UCSF School of Medicine was among 11 medical schools selected based on their bold and innovative ideas to reshape medical education. In the last year, UCSF has made significant progress in implementing its three-phase UCSF Bridges Curriculum, in which physicians will learn to work expertly in interprofessional teams to advance science and improve health care. In Foundations I, students will embrace the habit of inquiry while learning basic, clinical and systems sciences. In the clinical microsystems clerkship, year-one students will join teams to improve health care quality. In Foundations II, redesigned clerkships will allow students to improve their competency in clinical care and basic science. In the final career launch phase students will conduct a scholarly exploration into an important problem in medical science or health care. UCSF also recently launched a massive open online course, or MOOC, titled “Collaboration and Communication in Healthcare: Interprofessional Practice” on Sept. 15.

“Over the past year, the vision of Bridges has moved from a big idea to an exciting reality,” said Catherine Lucey, MD, vice dean for education at UCSF School of Medicine. “That reality is the direct result of the creative energy and collaborative efforts of literally hundreds of UCSF faculty, staff and students who have come together to create strategies to improve the curriculum.”

Leaders from UCSF shared this progress with the 10 other selected schools during today’s meeting at Vanderbilt. The meeting is part of the AMA’s Accelerating Change in Medical Education initiative’s learning consortium that was established to ensure the 11 selected schools share best practices and ideas for future implementation of their programs in medical schools across the country. Over the next four years, the AMA will continue to track, gather data and report on the progress of the medical schools’ collective work in order to identify and widely disseminate the best models for transformative educational change.

“Each school, including University of California-San Francisco School of Medicine, has taken major steps forward to advance their grant projects and, collectively, we have made great strides in moving the needle toward reshaping medical education on a national level,” said Susan Skochelak, M.D., M.P.H., AMA Group Vice President for Medical Education. “These efforts will help propel medical education into the 21st century and ultimately improve care and outcomes for patients.”  

As part of the consortium, UCSF is working with these 11 schools to reshape medical education across the country. Some of the other schools’ projects include leading-edge educational models that allow medical students to gain experience within the health care system from day one of medical school, new curriculum that give students with prior healthcare experience an opportunity to progress through medical school based on individual competency, classes designed to boost physician leadership and team care skills, and courses that ensure medical students are trained on the use of electronic health records. Each school’s grant project can be tracked at ChangeMedEd.org.

 “Through this bold and collaborative effort, the AMA is at the forefront of creating the medical school of the future and ensuring medical students are provided the training needed to become our physicians of the future,” said Dr. Skochelak.
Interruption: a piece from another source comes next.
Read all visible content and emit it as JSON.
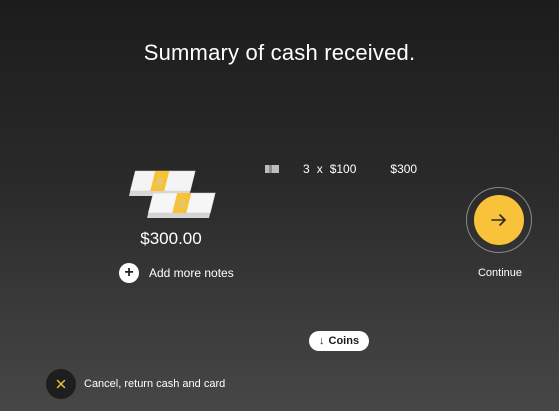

About the AMA

The American Medical Association is the premier national organization dedicated to empowering the nation’s physicians to continually provide safer, higher quality, and more efficient care to patients and communities. For more than 165 years the AMA has been unwavering in its commitment to using its unique position and knowledge to shape a healthier future for America.
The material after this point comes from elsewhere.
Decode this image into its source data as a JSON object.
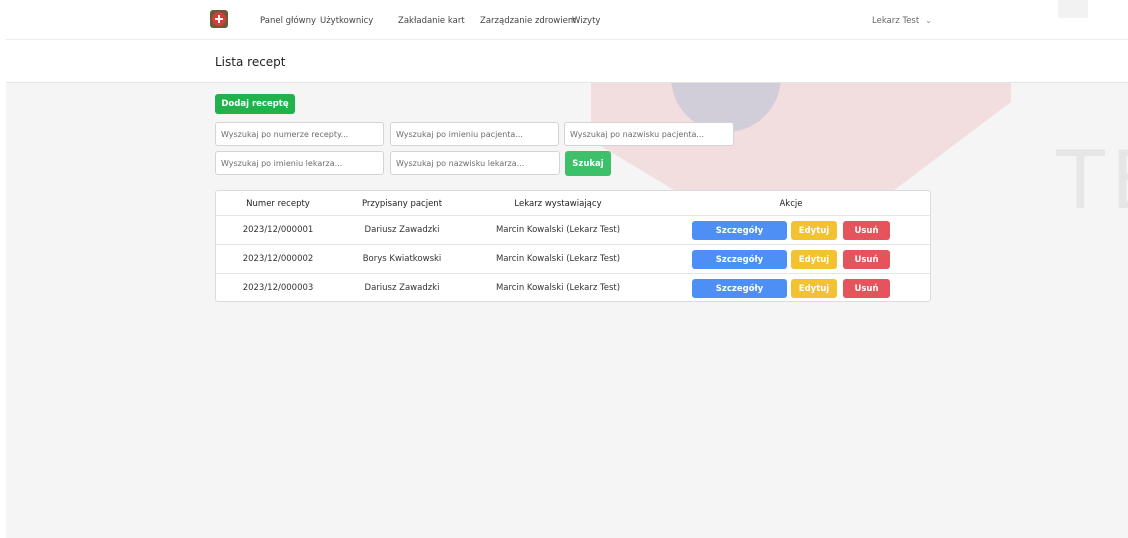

Contact

Laura Kurtzman
UCSF Public Affairs
(415) 476-3163
Laura.Kurtzman@ucsf.edu